The Gulf Coast which spreads from Corpus Christi, Texas, down to Lake Charles, Louisiana nests about 30 refineries, producing about 7 million barrels per day. It’s also a route of the heavy that is believed to kick off on Friday. Flooding increases the risk of operations, while torrential rains can make units to shut down, disrupting supplies.

According to Bob Henson, a meteorologist working with the Weather Underground in Boulder, Colorado, said a possible situation is that it will be a tropical storm, and needs to be observed.

Possible hike in Gasoline

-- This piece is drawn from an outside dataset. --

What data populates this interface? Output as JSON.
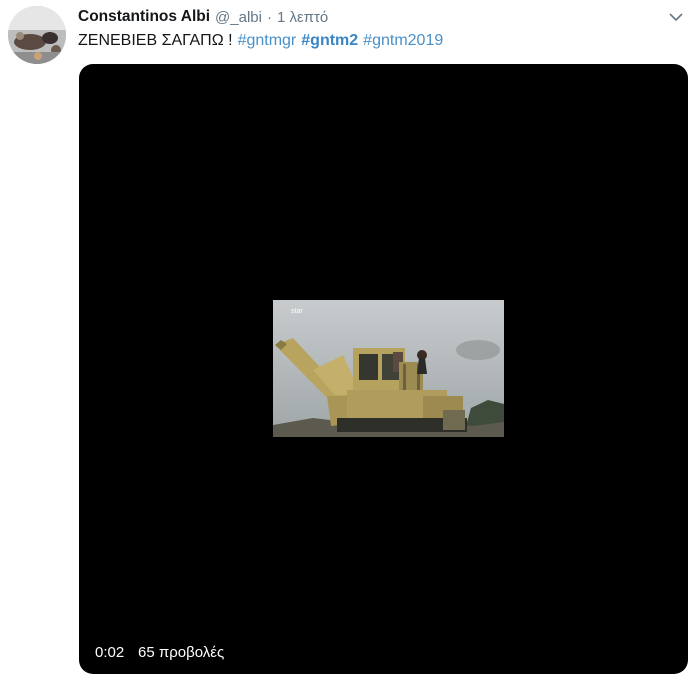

Houston experienced an increase in the prices of wholesale gasoline on Tuesday, as suppliers hoarded with a view that refineries will have reduced output. The standard 87-octane gasoline went up o.8 percent to $1.5630 per gallon, while the premium price rose 1.8 percent to hit $1.6983.

Mansfield Oil Co., a Gainesville, a fuel distributor based on Georgia-based fuel distributor hinted in an email alert that nonessential staff may be asked to leave and furl purchases increase, all depending on the storm severity.

Cotton growers may not escape it

Don Keeny, a meteorologist, said cotton farmers might be affected if it falls heavily on the plants when the bolls are beginning to open.

According to Henson, if Harvey gains back its strength, it will be in a place where conditions can stand storm development – in the Bay of Campeche. Petroleos Mexicanos hinted it has no plans to take away offshore oil and gas rigs platforms in the region but will keep monitoring the storm.

A reinforced Harvey could push into the coastline possibly from the northeast Mexico to the Southern Texas and send flood rains afar to the north and east such as Louisiana, particularly if the storm hits off the coast, Henson continued.

Forecasts have it that about 7.6 inches of rain are expected to fall in the coming days between Lake Charles and Corpus Christi. However, the storm is not organized, causing a hassle when attempted to have a computer version of the forecast. The outlook will be better somewhat by Wednesday when the storm must have returned from the ocean, stated Patrick Blood, a meteorologist in Dickinson, Texas.